[Stored records]
━━━

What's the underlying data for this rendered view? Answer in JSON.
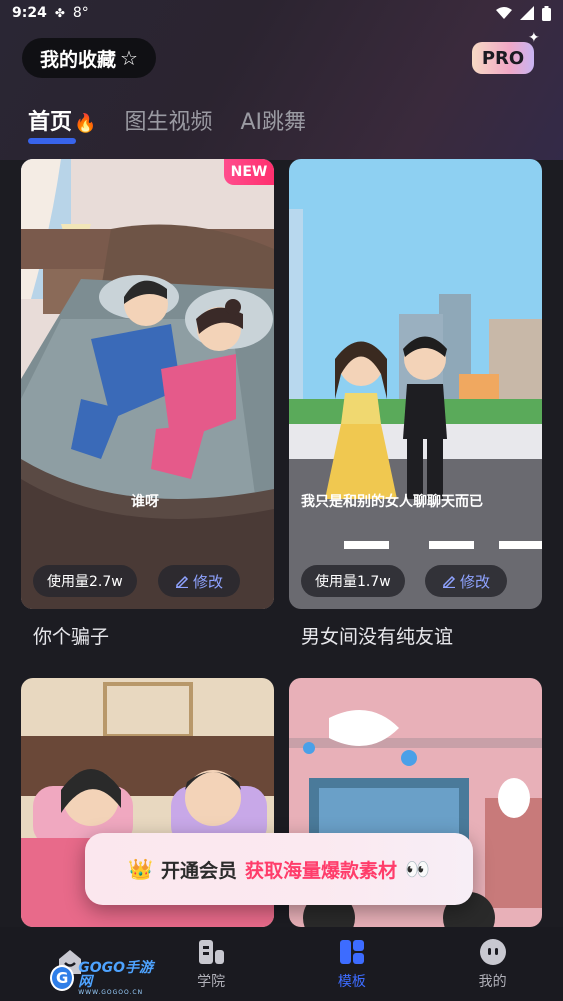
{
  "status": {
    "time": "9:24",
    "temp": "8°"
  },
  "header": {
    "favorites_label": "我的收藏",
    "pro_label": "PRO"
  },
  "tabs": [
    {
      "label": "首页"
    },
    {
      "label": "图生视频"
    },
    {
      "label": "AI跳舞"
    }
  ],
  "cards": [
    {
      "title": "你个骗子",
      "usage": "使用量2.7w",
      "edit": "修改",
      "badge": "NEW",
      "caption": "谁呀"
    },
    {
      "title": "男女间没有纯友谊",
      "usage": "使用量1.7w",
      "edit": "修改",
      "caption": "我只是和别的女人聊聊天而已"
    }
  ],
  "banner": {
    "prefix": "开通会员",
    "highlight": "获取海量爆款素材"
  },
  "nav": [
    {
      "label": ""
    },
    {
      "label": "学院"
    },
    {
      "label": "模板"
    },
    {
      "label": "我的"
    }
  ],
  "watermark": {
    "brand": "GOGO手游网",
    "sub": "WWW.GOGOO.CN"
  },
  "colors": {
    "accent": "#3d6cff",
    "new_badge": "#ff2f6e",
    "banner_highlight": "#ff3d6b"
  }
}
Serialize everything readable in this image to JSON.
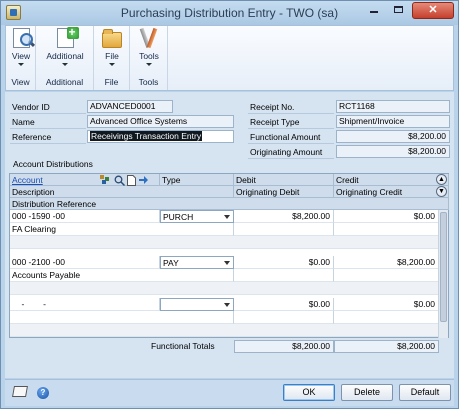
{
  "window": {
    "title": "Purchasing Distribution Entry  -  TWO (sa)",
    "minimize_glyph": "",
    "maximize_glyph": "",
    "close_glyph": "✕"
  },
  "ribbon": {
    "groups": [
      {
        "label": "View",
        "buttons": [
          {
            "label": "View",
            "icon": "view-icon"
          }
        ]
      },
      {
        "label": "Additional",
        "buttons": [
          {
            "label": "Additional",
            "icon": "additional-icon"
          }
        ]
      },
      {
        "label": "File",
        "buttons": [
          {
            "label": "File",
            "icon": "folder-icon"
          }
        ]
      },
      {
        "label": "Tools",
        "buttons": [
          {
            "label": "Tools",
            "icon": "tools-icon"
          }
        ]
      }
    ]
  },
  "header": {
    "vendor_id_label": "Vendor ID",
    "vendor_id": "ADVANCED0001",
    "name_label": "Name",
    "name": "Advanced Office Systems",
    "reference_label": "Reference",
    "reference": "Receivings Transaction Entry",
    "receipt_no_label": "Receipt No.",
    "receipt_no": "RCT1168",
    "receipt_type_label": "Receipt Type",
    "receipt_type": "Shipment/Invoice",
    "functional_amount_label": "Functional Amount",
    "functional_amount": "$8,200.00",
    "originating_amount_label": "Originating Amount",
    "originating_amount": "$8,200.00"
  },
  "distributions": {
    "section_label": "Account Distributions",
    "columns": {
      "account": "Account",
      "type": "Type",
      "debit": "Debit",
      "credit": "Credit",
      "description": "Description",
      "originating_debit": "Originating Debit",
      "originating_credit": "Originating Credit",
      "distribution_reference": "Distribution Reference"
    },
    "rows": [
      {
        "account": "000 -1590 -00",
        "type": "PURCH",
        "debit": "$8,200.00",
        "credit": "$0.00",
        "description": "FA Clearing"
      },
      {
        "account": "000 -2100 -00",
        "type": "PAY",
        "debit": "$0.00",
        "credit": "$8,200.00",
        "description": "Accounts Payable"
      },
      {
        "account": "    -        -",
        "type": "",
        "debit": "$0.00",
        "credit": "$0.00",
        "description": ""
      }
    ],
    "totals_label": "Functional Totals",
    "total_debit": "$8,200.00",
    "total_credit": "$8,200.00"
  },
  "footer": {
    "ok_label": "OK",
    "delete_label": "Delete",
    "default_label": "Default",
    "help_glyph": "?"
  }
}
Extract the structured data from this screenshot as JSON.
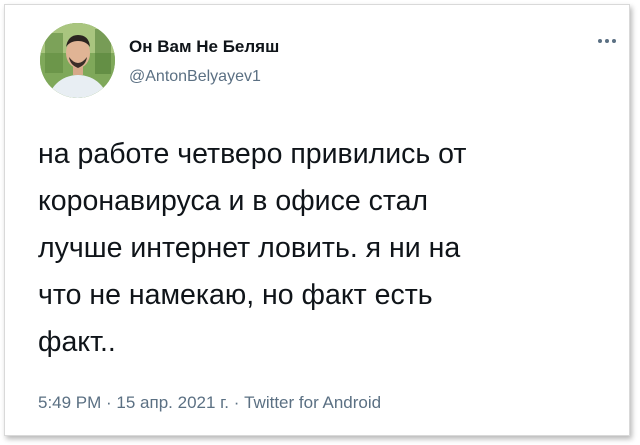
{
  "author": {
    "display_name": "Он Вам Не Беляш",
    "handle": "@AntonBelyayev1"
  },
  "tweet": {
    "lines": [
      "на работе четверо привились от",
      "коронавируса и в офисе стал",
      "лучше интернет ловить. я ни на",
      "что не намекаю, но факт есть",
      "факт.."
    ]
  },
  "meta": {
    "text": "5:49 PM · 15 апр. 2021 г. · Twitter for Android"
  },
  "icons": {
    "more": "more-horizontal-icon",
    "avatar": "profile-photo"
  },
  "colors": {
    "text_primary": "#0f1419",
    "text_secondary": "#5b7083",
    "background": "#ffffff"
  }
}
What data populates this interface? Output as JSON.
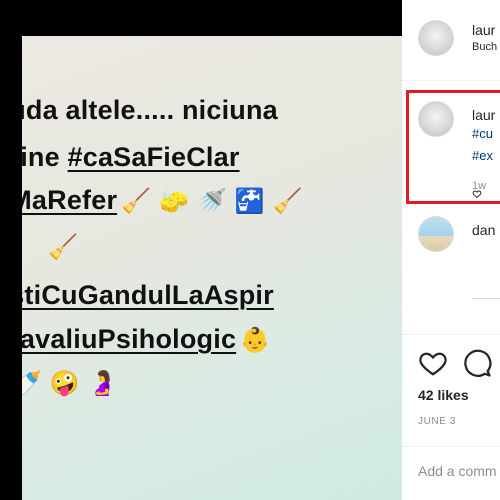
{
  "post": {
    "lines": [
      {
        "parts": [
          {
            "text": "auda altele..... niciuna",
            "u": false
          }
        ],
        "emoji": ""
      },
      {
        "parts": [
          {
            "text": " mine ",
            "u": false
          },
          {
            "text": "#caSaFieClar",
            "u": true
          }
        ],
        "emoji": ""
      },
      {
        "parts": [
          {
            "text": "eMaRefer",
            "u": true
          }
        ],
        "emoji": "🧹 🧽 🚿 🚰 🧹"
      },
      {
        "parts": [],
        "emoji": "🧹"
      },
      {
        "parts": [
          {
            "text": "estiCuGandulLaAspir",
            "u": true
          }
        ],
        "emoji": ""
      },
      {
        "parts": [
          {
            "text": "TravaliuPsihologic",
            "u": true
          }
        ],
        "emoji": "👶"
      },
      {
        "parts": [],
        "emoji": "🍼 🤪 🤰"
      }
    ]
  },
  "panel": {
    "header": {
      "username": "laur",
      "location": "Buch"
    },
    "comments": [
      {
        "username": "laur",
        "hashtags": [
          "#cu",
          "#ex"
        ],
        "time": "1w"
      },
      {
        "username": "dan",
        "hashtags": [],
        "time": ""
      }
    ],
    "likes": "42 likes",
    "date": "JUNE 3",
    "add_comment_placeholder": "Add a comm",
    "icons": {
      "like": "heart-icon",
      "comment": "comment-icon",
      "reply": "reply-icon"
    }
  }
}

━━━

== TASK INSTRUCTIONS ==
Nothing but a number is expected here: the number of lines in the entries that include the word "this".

== PROBLEM SOLUTION ==
4